One of Britain’s nuclear-armed submarines, HMS Victorious, has arrived in Plymouth to begin a major refit, months after a fire onboard forced the vessel to resurface and return to its base at Faslane. 

A Royal Navy statement said the Vanguard-class submarine refit would take place at Babcock’s Devonport dockyard and that the multi-million, long-term programme would “sustain more than 1,000 jobs in the south west region and will see the boat modernised and improved to continue operational patrols into the 2030s.”

The refit comes just months after it was reported that a fire onboard Victorious forced the sub to resurface – something seldom done for security reasons – and then to abandon its mission and return to base at Faslane. The Navy source told The Telegraph that Victorious wasn’t armed at the time and was en route to the US for training exercises.

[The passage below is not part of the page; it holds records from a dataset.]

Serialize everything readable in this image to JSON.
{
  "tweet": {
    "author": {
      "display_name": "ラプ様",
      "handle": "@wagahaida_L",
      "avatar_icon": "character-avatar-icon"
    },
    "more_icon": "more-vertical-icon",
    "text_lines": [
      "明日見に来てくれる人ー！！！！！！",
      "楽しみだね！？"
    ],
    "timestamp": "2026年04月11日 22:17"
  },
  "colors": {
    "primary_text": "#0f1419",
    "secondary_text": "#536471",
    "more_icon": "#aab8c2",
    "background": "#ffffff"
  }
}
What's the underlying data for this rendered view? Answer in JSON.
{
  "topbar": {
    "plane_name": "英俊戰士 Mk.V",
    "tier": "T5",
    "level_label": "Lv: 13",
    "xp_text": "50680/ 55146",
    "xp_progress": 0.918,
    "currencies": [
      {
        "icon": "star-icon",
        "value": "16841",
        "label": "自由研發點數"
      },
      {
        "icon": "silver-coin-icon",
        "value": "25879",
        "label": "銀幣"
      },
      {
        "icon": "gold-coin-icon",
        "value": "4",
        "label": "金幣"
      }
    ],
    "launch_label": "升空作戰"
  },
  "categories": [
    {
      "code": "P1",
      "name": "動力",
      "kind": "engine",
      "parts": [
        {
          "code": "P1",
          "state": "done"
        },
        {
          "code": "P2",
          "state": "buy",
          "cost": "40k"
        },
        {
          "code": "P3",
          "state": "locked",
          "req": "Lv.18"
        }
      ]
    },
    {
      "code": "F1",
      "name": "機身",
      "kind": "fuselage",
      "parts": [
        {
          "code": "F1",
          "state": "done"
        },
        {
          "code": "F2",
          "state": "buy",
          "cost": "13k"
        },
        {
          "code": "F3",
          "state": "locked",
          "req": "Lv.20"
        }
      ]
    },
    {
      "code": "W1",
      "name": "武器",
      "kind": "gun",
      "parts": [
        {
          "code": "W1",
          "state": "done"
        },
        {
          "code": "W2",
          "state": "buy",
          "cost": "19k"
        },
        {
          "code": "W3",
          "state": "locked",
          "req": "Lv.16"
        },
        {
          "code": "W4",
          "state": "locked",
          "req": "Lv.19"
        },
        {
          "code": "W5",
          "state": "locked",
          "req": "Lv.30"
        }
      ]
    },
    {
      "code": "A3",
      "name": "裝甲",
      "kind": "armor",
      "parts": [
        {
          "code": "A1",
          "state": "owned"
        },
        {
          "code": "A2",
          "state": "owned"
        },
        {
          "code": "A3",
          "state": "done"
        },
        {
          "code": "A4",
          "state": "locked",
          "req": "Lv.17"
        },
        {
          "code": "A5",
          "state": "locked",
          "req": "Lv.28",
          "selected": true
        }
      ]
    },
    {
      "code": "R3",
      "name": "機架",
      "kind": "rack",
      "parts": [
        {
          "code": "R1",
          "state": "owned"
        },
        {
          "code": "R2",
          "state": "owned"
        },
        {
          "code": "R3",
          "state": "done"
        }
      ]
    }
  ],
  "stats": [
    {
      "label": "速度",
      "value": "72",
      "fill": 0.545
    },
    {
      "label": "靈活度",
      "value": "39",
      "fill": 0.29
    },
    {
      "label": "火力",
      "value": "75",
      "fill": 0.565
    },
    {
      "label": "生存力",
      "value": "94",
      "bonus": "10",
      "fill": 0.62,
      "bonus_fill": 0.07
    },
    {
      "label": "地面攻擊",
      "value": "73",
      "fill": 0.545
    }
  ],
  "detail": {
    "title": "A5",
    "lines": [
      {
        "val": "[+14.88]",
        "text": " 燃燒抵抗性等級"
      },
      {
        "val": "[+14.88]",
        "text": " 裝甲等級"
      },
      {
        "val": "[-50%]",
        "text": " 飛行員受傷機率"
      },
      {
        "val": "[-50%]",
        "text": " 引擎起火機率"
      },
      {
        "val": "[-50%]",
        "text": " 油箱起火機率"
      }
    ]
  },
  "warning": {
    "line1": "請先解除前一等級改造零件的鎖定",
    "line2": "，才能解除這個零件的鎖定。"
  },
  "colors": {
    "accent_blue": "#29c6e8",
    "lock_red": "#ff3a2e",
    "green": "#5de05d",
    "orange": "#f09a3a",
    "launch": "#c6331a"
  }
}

Victorious is the latest of Britain’s nuclear-armed subs to undergo maintenance. The last vessel to do so, HMS Vanguard took seven years to complete at an estimated cost of over £500 million. However, the work was supposed to take three years at a cost of £200 million. 

CND General Secretary Kate Hudson said: 

“The last major refit of a nuclear-armed submarine by Babcock finished four years late, hundreds of millions over budget, and at one point workers used superglue to fix broken bolts on the vessel’s nuclear reactor. While the Navy is happy to boast about securing jobs for the industry, its statement gives only a vague cost estimate and no timeline for completion. Just as BAE Systems successfully adapted its production line to make ventilators during the Covid-19 pandemic, the government should be moving these skilled jobs away from military to socially useful production.”

Image Credit: Royal Navy / Barry Swainsbury